You know, I've been thinking about that. I think you're right. That means that Honda has completely upended my thinking on how to spend my transportation dollar. Buying a Honda new and running it into the ground is now an obviously expensive task, possibly just as expensive as just leasing new every three years. If that's the answer, then it won't be Honda--it'll be something else. I say that simply because Honda is always, always, always behind the times in feature sets. If I'm going to lease something, I'll get the one with the fancier gadgets--things that Honda won't have for five more years.
Either that, or I'll just start buying Bluesmobiles for my wife to drive the kids around town in. Easy to fix, and who cars if she bumps into something. When we want to go on a trip, we'll rent a van.
Add pictures here
<% if( /^image/.test(type) ){ %>
<% } %>
<%-name%>
Add image file
Upload

Screw 'em. They pressed my buttons the moment the tranny started failing on a gently used original owner 2002 Honda that went out the door for $30K.
If this is the best they can do...
I didn't call the Honda customer service line, on advice of many people who should be knowledgeable who all advised that 50% was the limit. Plus, I just wanted to move on.
I'm sure glad I didn't settle for the 25%, though. It's all about knowing where that line is. I *think* 50% is the line today, without a HUGE amount of hassle.
Add pictures here
<% if( /^image/.test(type) ){ %>
<% } %>
<%-name%>
Add image file
Upload
On 8/19/2010 6:48 PM, Elmo P. Shagnasty wrote:

Dec 02 I bought a new 03 Accord EX-L V6 from dealer A.
Jul 07 I bought new 07 Accord EX-L V6, this time from dealer B.
May 08 the 03 Accord transmission went out at 85,300 miles. I brought it to dealer B. Next day they called and said the trans was shot, did I want them to fix it and did I want them to call Honda and see if they could do anything for me, since I was an established Honda customer. I said sure. Next call was that they could put in a factory rebuilt, 36,000 3 year warranty, and split the cost 50-50 (about 1550. to me). I said go. Two days later he called and said it was done. Total out the door cost to me was $1492.14 (less than the estimate - and they gave me a free oil change since it was due - note dealer B had never seen or serviced this car before)
I don't know if an 02 Odyssey is a much more expensive trans than an 03 Accord, or if the time/difficulty to change it is so much greater to account for the difference between my 50% (1492.14 including tax) and your 50% ($2218 plus tax)
I bought the vehicle knowing it had a 36,000 mile, 36 month warranty. I was quite pleased with the adjustment I got, realizing I was 49,300 miles and 41 months over the warranty. (More than double both time and miles).
In your case you are 37,000 miles and 60 months past the warranty. For how many miles and how many months should/can any manufacturer stand ready to do multi-thousand dollar repairs on every unit it has ever built?
Add pictures here
<% if( /^image/.test(type) ){ %>
<% } %>
<%-name%>
Add image file
Upload

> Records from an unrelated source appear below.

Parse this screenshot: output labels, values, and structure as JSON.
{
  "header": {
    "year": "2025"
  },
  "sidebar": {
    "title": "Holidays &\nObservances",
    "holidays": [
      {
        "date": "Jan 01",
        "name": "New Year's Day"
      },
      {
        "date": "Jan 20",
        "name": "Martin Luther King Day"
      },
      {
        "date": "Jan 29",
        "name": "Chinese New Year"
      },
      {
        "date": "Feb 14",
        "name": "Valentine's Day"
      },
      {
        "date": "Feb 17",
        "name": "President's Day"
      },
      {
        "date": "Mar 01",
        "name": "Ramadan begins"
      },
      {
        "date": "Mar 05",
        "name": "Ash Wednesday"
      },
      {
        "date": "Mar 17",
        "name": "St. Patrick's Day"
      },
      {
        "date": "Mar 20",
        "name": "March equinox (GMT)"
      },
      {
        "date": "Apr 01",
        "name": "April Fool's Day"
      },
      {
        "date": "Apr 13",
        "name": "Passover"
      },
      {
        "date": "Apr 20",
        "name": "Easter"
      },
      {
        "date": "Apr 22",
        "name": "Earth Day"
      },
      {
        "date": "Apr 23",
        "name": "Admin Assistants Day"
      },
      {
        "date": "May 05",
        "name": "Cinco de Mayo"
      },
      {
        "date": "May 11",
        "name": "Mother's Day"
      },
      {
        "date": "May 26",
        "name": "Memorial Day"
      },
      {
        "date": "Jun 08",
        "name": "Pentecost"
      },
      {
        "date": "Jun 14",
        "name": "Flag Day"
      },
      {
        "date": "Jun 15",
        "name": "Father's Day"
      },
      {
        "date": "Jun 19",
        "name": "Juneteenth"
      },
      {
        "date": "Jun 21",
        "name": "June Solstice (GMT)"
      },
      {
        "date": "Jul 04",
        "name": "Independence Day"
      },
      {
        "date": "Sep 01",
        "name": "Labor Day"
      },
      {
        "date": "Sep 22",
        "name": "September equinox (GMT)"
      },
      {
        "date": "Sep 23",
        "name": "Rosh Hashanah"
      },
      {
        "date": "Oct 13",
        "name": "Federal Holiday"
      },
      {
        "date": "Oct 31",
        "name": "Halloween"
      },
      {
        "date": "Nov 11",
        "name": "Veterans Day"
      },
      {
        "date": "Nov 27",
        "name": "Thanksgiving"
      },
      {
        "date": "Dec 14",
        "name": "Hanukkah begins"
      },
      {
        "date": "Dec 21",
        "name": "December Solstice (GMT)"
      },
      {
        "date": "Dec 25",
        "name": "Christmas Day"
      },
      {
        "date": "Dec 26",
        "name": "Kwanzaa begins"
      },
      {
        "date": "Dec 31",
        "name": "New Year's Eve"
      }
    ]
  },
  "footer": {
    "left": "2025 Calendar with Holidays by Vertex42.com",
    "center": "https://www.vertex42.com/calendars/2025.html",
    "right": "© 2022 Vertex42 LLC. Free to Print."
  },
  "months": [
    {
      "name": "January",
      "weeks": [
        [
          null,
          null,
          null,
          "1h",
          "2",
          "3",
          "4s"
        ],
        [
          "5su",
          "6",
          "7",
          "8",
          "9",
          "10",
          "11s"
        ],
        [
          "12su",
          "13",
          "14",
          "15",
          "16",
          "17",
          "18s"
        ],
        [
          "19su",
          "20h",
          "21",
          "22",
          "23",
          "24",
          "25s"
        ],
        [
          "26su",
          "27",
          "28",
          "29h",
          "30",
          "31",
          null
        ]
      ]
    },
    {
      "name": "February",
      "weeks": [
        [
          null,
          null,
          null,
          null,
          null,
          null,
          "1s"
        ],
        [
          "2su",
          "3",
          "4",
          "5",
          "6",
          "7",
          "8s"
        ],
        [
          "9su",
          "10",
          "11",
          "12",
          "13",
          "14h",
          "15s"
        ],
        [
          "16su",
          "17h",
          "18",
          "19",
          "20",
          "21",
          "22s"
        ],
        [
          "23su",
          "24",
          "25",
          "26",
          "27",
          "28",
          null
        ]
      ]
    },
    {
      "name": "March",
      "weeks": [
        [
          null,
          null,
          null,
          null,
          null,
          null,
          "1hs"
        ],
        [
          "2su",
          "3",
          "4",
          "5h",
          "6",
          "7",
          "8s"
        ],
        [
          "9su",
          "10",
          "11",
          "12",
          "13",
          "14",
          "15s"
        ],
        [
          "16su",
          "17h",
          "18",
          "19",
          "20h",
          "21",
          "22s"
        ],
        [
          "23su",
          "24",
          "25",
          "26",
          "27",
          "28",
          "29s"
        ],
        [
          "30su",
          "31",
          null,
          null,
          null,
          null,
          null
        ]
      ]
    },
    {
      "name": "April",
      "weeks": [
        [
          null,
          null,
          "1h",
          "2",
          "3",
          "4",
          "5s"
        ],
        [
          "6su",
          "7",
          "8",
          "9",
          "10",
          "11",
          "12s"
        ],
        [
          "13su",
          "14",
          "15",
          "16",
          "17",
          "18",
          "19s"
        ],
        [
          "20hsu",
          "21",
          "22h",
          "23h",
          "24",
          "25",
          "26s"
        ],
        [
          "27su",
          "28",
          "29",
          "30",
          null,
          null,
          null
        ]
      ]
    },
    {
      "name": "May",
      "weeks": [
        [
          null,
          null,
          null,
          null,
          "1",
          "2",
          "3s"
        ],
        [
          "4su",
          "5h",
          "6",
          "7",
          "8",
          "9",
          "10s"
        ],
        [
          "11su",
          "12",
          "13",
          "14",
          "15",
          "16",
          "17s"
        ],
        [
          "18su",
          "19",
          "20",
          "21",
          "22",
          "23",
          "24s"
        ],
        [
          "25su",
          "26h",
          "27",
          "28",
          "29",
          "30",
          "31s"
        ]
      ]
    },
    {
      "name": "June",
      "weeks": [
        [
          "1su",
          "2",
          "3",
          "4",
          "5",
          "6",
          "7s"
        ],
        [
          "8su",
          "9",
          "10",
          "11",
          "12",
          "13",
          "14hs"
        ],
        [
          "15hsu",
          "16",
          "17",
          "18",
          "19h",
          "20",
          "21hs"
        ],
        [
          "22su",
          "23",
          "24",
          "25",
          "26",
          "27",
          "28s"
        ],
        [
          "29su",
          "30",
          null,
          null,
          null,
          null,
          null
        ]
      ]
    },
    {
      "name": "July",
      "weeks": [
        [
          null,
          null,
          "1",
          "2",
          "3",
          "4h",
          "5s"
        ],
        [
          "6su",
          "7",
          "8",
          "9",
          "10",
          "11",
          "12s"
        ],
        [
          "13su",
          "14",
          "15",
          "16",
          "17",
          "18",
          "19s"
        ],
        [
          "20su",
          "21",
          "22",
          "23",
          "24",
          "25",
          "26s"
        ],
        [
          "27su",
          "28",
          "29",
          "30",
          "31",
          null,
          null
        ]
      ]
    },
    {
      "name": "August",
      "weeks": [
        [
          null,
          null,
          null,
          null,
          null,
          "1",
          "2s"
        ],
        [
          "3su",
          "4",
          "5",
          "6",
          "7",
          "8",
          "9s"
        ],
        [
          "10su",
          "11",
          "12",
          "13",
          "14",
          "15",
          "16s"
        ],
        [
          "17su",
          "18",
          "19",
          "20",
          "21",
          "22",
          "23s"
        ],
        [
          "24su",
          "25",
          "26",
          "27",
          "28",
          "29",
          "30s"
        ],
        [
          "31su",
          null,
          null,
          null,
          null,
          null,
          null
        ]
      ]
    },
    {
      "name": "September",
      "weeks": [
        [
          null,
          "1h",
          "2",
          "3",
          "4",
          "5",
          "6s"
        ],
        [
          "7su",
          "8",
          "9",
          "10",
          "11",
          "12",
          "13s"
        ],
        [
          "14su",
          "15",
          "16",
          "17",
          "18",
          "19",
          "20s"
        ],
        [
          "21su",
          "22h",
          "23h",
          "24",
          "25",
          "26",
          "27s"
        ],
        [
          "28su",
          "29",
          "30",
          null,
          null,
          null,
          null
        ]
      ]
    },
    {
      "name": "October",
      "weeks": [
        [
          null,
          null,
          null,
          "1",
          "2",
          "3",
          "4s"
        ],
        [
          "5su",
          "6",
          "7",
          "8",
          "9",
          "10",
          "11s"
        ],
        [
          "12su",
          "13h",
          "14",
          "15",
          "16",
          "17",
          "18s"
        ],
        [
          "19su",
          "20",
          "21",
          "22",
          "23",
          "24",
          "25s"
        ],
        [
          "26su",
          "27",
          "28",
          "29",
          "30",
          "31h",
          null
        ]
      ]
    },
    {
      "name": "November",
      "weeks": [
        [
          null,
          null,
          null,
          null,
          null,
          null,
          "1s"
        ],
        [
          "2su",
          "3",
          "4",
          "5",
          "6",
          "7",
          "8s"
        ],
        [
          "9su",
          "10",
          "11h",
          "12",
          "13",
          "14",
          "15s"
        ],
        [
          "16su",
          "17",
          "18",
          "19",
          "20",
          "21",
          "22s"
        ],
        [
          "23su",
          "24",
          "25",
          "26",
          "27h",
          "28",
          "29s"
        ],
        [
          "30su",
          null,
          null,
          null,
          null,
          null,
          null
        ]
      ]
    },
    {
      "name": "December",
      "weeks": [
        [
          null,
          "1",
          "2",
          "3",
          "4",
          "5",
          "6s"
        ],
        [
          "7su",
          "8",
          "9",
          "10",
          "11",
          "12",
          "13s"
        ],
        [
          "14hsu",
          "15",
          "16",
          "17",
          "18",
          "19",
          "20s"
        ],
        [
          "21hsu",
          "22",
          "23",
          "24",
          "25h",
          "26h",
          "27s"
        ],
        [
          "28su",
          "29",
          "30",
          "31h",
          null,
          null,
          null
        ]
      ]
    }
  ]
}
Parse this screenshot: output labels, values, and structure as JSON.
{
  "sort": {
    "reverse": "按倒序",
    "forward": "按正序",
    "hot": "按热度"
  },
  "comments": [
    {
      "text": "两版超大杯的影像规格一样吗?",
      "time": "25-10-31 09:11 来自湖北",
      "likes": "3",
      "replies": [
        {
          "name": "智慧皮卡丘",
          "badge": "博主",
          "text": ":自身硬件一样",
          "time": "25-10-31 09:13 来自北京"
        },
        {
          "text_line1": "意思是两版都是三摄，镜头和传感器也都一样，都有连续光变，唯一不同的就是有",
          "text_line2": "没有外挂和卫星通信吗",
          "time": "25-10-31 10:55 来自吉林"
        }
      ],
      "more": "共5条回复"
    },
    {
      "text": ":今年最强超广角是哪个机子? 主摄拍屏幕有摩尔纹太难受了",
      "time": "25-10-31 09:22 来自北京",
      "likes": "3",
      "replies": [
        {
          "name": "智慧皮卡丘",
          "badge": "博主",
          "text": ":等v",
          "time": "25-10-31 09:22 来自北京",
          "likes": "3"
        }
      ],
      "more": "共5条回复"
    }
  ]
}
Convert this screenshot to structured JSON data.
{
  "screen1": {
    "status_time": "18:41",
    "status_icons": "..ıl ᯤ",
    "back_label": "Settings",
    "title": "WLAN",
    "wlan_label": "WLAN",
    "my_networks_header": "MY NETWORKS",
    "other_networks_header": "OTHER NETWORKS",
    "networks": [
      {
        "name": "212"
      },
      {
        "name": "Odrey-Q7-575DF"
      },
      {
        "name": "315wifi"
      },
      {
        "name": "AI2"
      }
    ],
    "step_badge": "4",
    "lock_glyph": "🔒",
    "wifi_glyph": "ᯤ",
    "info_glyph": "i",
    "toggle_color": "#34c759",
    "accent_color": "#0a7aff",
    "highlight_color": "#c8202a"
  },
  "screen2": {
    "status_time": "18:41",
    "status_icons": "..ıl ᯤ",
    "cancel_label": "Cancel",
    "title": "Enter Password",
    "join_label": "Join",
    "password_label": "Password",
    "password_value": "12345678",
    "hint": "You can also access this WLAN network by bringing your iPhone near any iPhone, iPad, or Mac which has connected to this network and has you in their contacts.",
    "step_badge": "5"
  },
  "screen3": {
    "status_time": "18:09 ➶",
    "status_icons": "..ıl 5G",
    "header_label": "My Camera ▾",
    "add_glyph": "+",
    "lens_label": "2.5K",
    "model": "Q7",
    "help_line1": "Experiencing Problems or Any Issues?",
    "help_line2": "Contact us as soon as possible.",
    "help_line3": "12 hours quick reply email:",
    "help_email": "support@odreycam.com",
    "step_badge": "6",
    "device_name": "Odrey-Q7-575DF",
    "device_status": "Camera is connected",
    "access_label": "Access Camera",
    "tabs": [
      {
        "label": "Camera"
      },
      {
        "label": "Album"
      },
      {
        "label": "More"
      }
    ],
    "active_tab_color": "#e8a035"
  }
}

Related Threads

    Motorsforum.com is a website by car enthusiasts for car enthusiasts. It is not affiliated with any of the car or spare part manufacturers or car dealers discussed here. All logos and trade names are the property of their respective owners.